Santa Clara County officials will hold a prayer service Saturday to remember and honor those buried at a cemetery discovered during construction at Santa Clara Valley Medical Center, county officials said.
A judge gave county officials permission in May to remove about 100 bodies from the forgotten so-called potter’s field and the service is meant to bring comfort to family members who believe their loved ones were buried at the site, the release stated.
The ceremony will take place on Saturday at 2 p.m., on the second floor of the two-story parking garage, overlooking the burial site. The garage in San Jose is located at the corner of Ginger Lane and Middle Drive.
Former Los Gatos mayor and councilmember Mike Wasserman, who serves on the Santa Clara County Board of Supervisors representing District 1, will be in attendance.
“Our hope is that the remembrance service will provide some comfort for the relatives of the individuals who were buried in the potter’s field approximately 100 years ago,” Wasserman said in a statement.
Others attending the service will include the Rev. Larry Wildemuth, Chaplain SCVMC; Bishop Patrick J. McGrath, Diocese of San Jose; Venerable John Chon, SCVMC Buddhist Spiritual Care Provider; Ouahiba Ahriz, SCVMC Muslim Spiritual Care; and Ram Sharra, Hindu community. Music will include bagpipes and a harp.
“The remembrance prayer service is an opportunity to gather together, take time to reflect on life, and respectfully prepare the ground spiritually and physically so their remains may be moved with honor and care,” said Rev. Wildemuth, chaplain of spiritual care services at Santa Clara Valley Medical Center in a statement.
The service, being held before work starts on removing the coffins and remains, is in the path of construction, but officials will ensure that the remains are removed in a "dignified and respectful manner, and dealt with in accordance with the law and current County practices for handling the indigent deceased."
An additional 1,345 coffins in the graveyard will be untouched.
Another service will be held after completion of construction at the hospital.
The pine boxes, which where discovered in a February excavation of the hospital site, date to between 1875 and 1935.

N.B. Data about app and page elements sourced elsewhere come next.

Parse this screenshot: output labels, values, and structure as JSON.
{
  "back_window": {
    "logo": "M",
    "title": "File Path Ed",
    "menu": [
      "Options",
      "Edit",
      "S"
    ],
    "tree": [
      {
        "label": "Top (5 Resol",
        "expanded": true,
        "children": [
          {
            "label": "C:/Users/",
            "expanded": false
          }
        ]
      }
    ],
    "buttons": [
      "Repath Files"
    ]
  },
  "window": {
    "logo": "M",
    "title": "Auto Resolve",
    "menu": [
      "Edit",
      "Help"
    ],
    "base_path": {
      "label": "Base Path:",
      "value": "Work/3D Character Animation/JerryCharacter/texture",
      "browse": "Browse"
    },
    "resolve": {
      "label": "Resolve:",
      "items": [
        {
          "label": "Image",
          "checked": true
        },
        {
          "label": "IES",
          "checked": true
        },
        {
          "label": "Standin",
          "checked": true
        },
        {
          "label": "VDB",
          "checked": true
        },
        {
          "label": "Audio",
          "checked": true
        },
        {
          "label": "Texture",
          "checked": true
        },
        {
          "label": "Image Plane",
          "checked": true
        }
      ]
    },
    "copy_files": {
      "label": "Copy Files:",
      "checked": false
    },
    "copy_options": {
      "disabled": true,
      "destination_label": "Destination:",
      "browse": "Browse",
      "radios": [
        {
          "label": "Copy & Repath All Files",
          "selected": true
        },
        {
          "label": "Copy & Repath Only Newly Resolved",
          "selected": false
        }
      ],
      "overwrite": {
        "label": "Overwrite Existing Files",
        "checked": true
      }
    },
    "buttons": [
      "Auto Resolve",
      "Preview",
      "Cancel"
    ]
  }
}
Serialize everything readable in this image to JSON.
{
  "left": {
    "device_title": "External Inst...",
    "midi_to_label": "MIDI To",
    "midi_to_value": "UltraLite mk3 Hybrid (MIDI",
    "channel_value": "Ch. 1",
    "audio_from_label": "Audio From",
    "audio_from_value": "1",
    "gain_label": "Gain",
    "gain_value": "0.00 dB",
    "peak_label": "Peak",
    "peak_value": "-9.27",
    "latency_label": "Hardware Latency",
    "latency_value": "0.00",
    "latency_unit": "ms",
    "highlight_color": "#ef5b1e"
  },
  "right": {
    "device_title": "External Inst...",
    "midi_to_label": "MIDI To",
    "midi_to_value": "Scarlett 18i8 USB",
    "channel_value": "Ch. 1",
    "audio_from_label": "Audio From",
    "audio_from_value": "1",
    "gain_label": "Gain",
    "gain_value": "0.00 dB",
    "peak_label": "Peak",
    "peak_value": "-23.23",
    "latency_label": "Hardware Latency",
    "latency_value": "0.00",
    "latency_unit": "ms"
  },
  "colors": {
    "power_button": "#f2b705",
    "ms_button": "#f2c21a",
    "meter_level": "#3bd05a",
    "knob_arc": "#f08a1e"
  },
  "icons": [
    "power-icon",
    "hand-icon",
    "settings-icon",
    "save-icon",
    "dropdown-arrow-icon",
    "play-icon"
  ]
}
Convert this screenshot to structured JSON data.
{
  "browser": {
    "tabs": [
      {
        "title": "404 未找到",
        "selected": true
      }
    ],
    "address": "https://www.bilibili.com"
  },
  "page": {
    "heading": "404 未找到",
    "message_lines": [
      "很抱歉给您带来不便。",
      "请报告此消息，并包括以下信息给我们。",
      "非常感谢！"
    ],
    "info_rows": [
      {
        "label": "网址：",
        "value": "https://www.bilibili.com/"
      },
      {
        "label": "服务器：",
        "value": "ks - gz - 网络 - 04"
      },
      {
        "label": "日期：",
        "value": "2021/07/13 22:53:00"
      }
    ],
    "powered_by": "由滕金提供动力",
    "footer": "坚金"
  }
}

A 1932 map indicates the cemetery, but a map from 1958 doesn’t show it and a map from 1966 indicates an employee parking lot in its place.
Based on 1932 map, there may be as many as 1,445 pine boxes on the site where 15 were dug up.
Records of County hospital deaths from 1925 to 1940 are unclear, there are no markers, and the coffins have not been disturbed so is not known who may be buried in the cemetery.
The County wishes to help family members who may be related to those buried in the cemetery claim the remains and arrange for a private burial.
Contact the County by Aug. 1 if you think you may have a relative in the cemetery to claim the remains. Send an email to Remains@ceo.sccgov.org or leave a phone message at 408-299-5192 with your contact information, the name of the deceased’s relative and relationship, approximate age at death, gender, race, date of birth, date of death, and any other information.